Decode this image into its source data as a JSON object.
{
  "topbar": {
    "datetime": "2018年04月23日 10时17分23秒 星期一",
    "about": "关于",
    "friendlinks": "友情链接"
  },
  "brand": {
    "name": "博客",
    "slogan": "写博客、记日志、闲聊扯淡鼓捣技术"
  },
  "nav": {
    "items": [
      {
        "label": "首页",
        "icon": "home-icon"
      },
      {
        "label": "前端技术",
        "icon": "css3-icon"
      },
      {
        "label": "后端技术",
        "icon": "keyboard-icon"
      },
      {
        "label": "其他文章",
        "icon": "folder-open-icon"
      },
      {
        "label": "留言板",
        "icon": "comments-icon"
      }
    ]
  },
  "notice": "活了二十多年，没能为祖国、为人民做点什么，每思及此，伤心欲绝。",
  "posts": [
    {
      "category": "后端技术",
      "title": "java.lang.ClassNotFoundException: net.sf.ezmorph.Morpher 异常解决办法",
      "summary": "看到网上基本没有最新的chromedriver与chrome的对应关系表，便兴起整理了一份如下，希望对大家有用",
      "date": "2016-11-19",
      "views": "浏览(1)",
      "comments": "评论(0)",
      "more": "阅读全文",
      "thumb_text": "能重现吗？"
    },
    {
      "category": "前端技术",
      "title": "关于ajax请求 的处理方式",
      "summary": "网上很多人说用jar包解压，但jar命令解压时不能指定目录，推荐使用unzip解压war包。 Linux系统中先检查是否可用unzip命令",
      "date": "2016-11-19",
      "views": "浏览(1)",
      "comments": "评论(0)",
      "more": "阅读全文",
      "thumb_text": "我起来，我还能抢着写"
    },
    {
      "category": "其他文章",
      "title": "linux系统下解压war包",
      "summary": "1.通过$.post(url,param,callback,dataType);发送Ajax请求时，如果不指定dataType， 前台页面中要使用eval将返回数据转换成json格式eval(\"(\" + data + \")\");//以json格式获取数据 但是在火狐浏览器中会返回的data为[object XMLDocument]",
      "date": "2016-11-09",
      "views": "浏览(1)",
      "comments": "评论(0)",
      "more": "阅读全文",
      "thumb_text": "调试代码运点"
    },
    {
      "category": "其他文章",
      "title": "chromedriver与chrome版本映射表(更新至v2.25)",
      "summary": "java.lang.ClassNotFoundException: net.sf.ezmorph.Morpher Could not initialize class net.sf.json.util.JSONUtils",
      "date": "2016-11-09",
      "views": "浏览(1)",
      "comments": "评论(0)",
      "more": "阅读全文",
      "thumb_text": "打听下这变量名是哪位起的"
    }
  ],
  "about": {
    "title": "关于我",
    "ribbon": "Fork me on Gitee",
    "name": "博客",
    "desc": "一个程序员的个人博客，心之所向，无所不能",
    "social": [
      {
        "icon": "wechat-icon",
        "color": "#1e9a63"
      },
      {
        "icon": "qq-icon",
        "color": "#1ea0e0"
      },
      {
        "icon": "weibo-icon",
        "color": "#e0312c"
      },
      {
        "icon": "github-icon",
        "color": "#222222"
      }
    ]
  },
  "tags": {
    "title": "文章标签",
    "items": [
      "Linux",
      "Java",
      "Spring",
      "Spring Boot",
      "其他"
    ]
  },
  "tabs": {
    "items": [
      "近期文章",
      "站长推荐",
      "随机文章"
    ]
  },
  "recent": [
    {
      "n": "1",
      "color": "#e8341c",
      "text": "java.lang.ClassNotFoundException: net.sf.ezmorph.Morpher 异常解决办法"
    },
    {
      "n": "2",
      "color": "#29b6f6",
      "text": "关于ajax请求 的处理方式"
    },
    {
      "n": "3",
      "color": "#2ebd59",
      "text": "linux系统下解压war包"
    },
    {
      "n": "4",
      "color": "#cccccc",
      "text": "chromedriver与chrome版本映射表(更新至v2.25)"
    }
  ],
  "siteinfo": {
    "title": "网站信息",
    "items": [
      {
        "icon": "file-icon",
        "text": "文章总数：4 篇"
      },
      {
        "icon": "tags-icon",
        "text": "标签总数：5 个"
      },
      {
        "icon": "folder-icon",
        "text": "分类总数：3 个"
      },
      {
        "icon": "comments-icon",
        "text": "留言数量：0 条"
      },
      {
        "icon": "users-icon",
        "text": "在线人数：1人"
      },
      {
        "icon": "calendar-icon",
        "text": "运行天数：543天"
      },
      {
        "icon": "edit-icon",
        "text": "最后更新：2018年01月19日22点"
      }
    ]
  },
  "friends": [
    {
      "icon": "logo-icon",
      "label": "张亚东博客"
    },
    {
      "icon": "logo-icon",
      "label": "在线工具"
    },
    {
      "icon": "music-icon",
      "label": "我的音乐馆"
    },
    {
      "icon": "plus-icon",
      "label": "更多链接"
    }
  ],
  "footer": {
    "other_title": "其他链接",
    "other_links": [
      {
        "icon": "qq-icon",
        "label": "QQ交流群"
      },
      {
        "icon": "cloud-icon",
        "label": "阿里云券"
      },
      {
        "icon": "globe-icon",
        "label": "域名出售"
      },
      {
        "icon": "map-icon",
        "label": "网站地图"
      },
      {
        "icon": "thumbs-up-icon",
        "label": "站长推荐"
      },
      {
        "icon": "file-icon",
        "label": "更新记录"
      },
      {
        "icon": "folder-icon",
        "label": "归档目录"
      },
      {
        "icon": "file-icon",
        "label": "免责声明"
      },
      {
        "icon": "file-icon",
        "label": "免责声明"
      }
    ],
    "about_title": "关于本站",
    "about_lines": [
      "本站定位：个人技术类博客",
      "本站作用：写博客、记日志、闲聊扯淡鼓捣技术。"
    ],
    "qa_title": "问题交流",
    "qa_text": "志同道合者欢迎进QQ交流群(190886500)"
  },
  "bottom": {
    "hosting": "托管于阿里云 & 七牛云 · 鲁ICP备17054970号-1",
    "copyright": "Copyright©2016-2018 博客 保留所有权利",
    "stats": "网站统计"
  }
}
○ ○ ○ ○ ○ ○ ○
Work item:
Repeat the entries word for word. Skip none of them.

Written solution:
Decode this image into its source data as a JSON object.
{
  "topbar": {
    "datetime": "2018年04月23日 10时17分23秒 星期一",
    "about": "关于",
    "friendlinks": "友情链接"
  },
  "brand": {
    "name": "博客",
    "slogan": "写博客、记日志、闲聊扯淡鼓捣技术"
  },
  "nav": {
    "items": [
      {
        "label": "首页",
        "icon": "home-icon"
      },
      {
        "label": "前端技术",
        "icon": "css3-icon"
      },
      {
        "label": "后端技术",
        "icon": "keyboard-icon"
      },
      {
        "label": "其他文章",
        "icon": "folder-open-icon"
      },
      {
        "label": "留言板",
        "icon": "comments-icon"
      }
    ]
  },
  "notice": "活了二十多年，没能为祖国、为人民做点什么，每思及此，伤心欲绝。",
  "posts": [
    {
      "category": "后端技术",
      "title": "java.lang.ClassNotFoundException: net.sf.ezmorph.Morpher 异常解决办法",
      "summary": "看到网上基本没有最新的chromedriver与chrome的对应关系表，便兴起整理了一份如下，希望对大家有用",
      "date": "2016-11-19",
      "views": "浏览(1)",
      "comments": "评论(0)",
      "more": "阅读全文",
      "thumb_text": "能重现吗？"
    },
    {
      "category": "前端技术",
      "title": "关于ajax请求 的处理方式",
      "summary": "网上很多人说用jar包解压，但jar命令解压时不能指定目录，推荐使用unzip解压war包。 Linux系统中先检查是否可用unzip命令",
      "date": "2016-11-19",
      "views": "浏览(1)",
      "comments": "评论(0)",
      "more": "阅读全文",
      "thumb_text": "我起来，我还能抢着写"
    },
    {
      "category": "其他文章",
      "title": "linux系统下解压war包",
      "summary": "1.通过$.post(url,param,callback,dataType);发送Ajax请求时，如果不指定dataType， 前台页面中要使用eval将返回数据转换成json格式eval(\"(\" + data + \")\");//以json格式获取数据 但是在火狐浏览器中会返回的data为[object XMLDocument]",
      "date": "2016-11-09",
      "views": "浏览(1)",
      "comments": "评论(0)",
      "more": "阅读全文",
      "thumb_text": "调试代码运点"
    },
    {
      "category": "其他文章",
      "title": "chromedriver与chrome版本映射表(更新至v2.25)",
      "summary": "java.lang.ClassNotFoundException: net.sf.ezmorph.Morpher Could not initialize class net.sf.json.util.JSONUtils",
      "date": "2016-11-09",
      "views": "浏览(1)",
      "comments": "评论(0)",
      "more": "阅读全文",
      "thumb_text": "打听下这变量名是哪位起的"
    }
  ],
  "about": {
    "title": "关于我",
    "ribbon": "Fork me on Gitee",
    "name": "博客",
    "desc": "一个程序员的个人博客，心之所向，无所不能",
    "social": [
      {
        "icon": "wechat-icon",
        "color": "#1e9a63"
      },
      {
        "icon": "qq-icon",
        "color": "#1ea0e0"
      },
      {
        "icon": "weibo-icon",
        "color": "#e0312c"
      },
      {
        "icon": "github-icon",
        "color": "#222222"
      }
    ]
  },
  "tags": {
    "title": "文章标签",
    "items": [
      "Linux",
      "Java",
      "Spring",
      "Spring Boot",
      "其他"
    ]
  },
  "tabs": {
    "items": [
      "近期文章",
      "站长推荐",
      "随机文章"
    ]
  },
  "recent": [
    {
      "n": "1",
      "color": "#e8341c",
      "text": "java.lang.ClassNotFoundException: net.sf.ezmorph.Morpher 异常解决办法"
    },
    {
      "n": "2",
      "color": "#29b6f6",
      "text": "关于ajax请求 的处理方式"
    },
    {
      "n": "3",
      "color": "#2ebd59",
      "text": "linux系统下解压war包"
    },
    {
      "n": "4",
      "color": "#cccccc",
      "text": "chromedriver与chrome版本映射表(更新至v2.25)"
    }
  ],
  "siteinfo": {
    "title": "网站信息",
    "items": [
      {
        "icon": "file-icon",
        "text": "文章总数：4 篇"
      },
      {
        "icon": "tags-icon",
        "text": "标签总数：5 个"
      },
      {
        "icon": "folder-icon",
        "text": "分类总数：3 个"
      },
      {
        "icon": "comments-icon",
        "text": "留言数量：0 条"
      },
      {
        "icon": "users-icon",
        "text": "在线人数：1人"
      },
      {
        "icon": "calendar-icon",
        "text": "运行天数：543天"
      },
      {
        "icon": "edit-icon",
        "text": "最后更新：2018年01月19日22点"
      }
    ]
  },
  "friends": [
    {
      "icon": "logo-icon",
      "label": "张亚东博客"
    },
    {
      "icon": "logo-icon",
      "label": "在线工具"
    },
    {
      "icon": "music-icon",
      "label": "我的音乐馆"
    },
    {
      "icon": "plus-icon",
      "label": "更多链接"
    }
  ],
  "footer": {
    "other_title": "其他链接",
    "other_links": [
      {
        "icon": "qq-icon",
        "label": "QQ交流群"
      },
      {
        "icon": "cloud-icon",
        "label": "阿里云券"
      },
      {
        "icon": "globe-icon",
        "label": "域名出售"
      },
      {
        "icon": "map-icon",
        "label": "网站地图"
      },
      {
        "icon": "thumbs-up-icon",
        "label": "站长推荐"
      },
      {
        "icon": "file-icon",
        "label": "更新记录"
      },
      {
        "icon": "folder-icon",
        "label": "归档目录"
      },
      {
        "icon": "file-icon",
        "label": "免责声明"
      },
      {
        "icon": "file-icon",
        "label": "免责声明"
      }
    ],
    "about_title": "关于本站",
    "about_lines": [
      "本站定位：个人技术类博客",
      "本站作用：写博客、记日志、闲聊扯淡鼓捣技术。"
    ],
    "qa_title": "问题交流",
    "qa_text": "志同道合者欢迎进QQ交流群(190886500)"
  },
  "bottom": {
    "hosting": "托管于阿里云 & 七牛云 · 鲁ICP备17054970号-1",
    "copyright": "Copyright©2016-2018 博客 保留所有权利",
    "stats": "网站统计"
  }
}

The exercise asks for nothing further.